▸ **WORK ORDER**
Could you return all of the records exactly, minus their images?

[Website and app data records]
+--

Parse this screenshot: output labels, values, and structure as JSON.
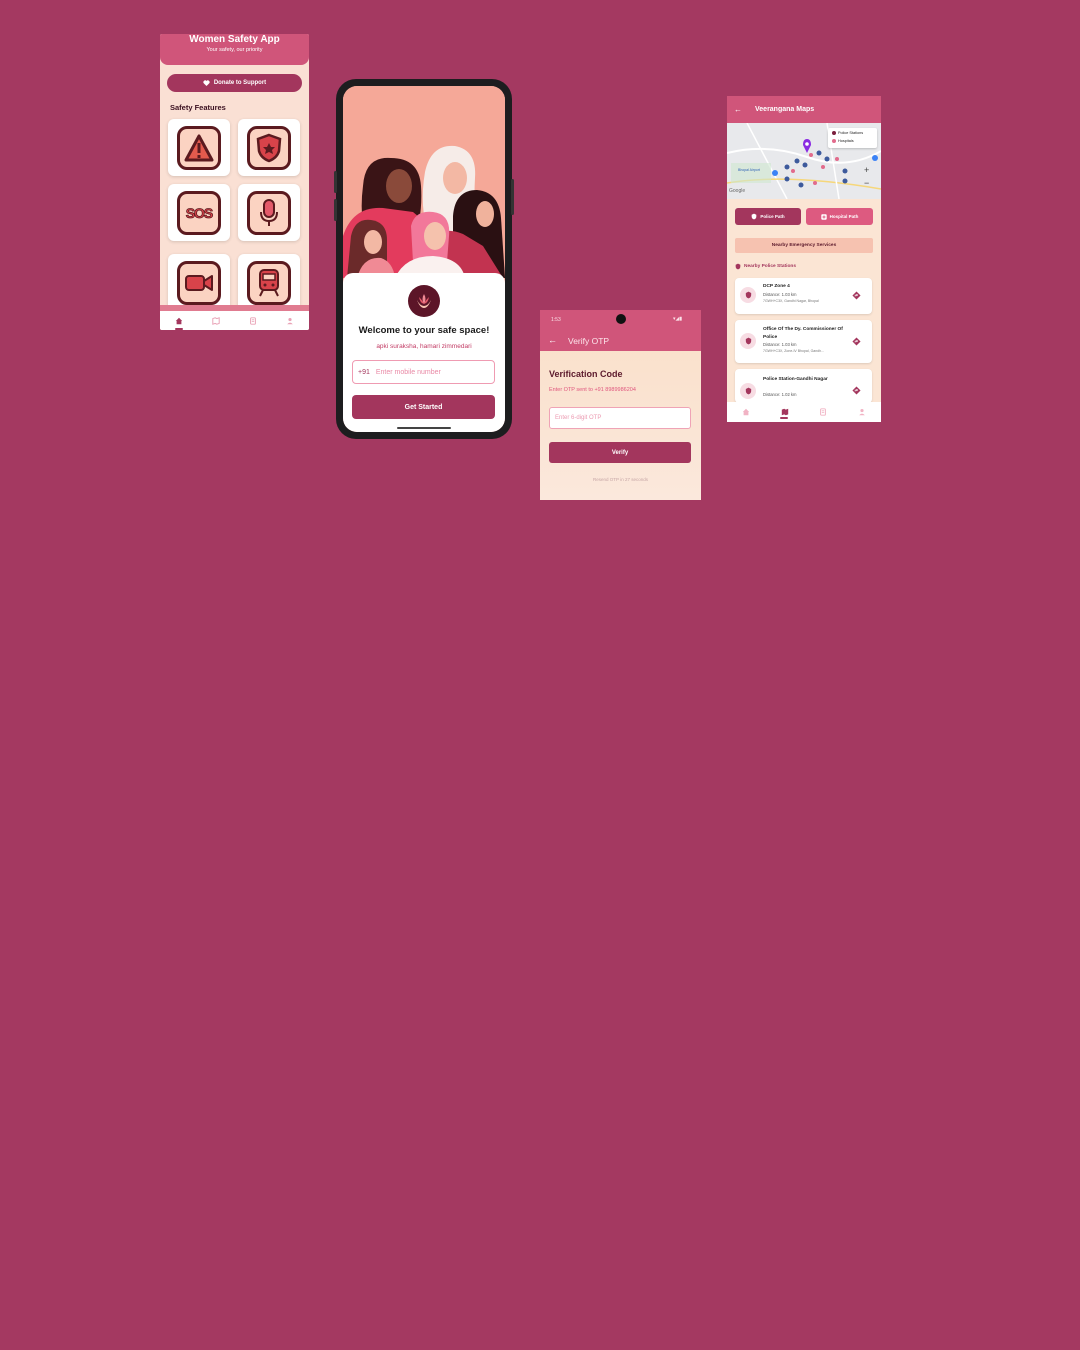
{
  "home": {
    "title": "Women Safety App",
    "subtitle": "Your safety, our priority",
    "donate_label": "Donate to Support",
    "section_title": "Safety Features",
    "features": [
      "warning-icon",
      "police-badge-icon",
      "SOS",
      "microphone-icon",
      "video-camera-icon",
      "train-icon"
    ],
    "nav": [
      "home-icon",
      "map-icon",
      "book-icon",
      "profile-icon"
    ]
  },
  "welcome": {
    "heading": "Welcome to your safe space!",
    "tagline": "apki suraksha, hamari zimmedari",
    "country_code": "+91",
    "phone_placeholder": "Enter mobile number",
    "button": "Get Started"
  },
  "otp": {
    "status_time": "1:53",
    "title": "Verify OTP",
    "heading": "Verification Code",
    "sent_to": "Enter OTP sent to +91 8989986204",
    "placeholder": "Enter 6-digit OTP",
    "button": "Verify",
    "resend": "Resend OTP in 27 seconds"
  },
  "maps": {
    "title": "Veerangana Maps",
    "legend": [
      "Police Stations",
      "Hospitals"
    ],
    "map_labels": [
      "Bhopal Airport",
      "Google"
    ],
    "police_path": "Police Path",
    "hospital_path": "Hospital Path",
    "nearby_title": "Nearby Emergency Services",
    "police_section": "Nearby Police Stations",
    "stations": [
      {
        "name": "DCP Zone 4",
        "distance": "Distance: 1.03 km",
        "address": "7GWH+C3X, Gandhi Nagar, Bhopal"
      },
      {
        "name": "Office Of The Dy. Commissioner Of Police",
        "distance": "Distance: 1.03 km",
        "address": "7GWH+C3X, Zone-IV Bhopal, Gandh..."
      },
      {
        "name": "Police Station-Gandhi Nagar",
        "distance": "Distance: 1.02 km",
        "address": ""
      }
    ]
  },
  "colors": {
    "background": "#a43961",
    "primary": "#a3365d",
    "header_pink": "#d0557a",
    "cream": "#fae0d4"
  }
}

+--

▸ **TASK RESULT**
Parse this screenshot: output labels, values, and structure as JSON.
{
  "home": {
    "title": "Women Safety App",
    "subtitle": "Your safety, our priority",
    "donate_label": "Donate to Support",
    "section_title": "Safety Features",
    "features": [
      "warning-icon",
      "police-badge-icon",
      "SOS",
      "microphone-icon",
      "video-camera-icon",
      "train-icon"
    ],
    "nav": [
      "home-icon",
      "map-icon",
      "book-icon",
      "profile-icon"
    ]
  },
  "welcome": {
    "heading": "Welcome to your safe space!",
    "tagline": "apki suraksha, hamari zimmedari",
    "country_code": "+91",
    "phone_placeholder": "Enter mobile number",
    "button": "Get Started"
  },
  "otp": {
    "status_time": "1:53",
    "title": "Verify OTP",
    "heading": "Verification Code",
    "sent_to": "Enter OTP sent to +91 8989986204",
    "placeholder": "Enter 6-digit OTP",
    "button": "Verify",
    "resend": "Resend OTP in 27 seconds"
  },
  "maps": {
    "title": "Veerangana Maps",
    "legend": [
      "Police Stations",
      "Hospitals"
    ],
    "map_labels": [
      "Bhopal Airport",
      "Google"
    ],
    "police_path": "Police Path",
    "hospital_path": "Hospital Path",
    "nearby_title": "Nearby Emergency Services",
    "police_section": "Nearby Police Stations",
    "stations": [
      {
        "name": "DCP Zone 4",
        "distance": "Distance: 1.03 km",
        "address": "7GWH+C3X, Gandhi Nagar, Bhopal"
      },
      {
        "name": "Office Of The Dy. Commissioner Of Police",
        "distance": "Distance: 1.03 km",
        "address": "7GWH+C3X, Zone-IV Bhopal, Gandh..."
      },
      {
        "name": "Police Station-Gandhi Nagar",
        "distance": "Distance: 1.02 km",
        "address": ""
      }
    ]
  },
  "colors": {
    "background": "#a43961",
    "primary": "#a3365d",
    "header_pink": "#d0557a",
    "cream": "#fae0d4"
  }
}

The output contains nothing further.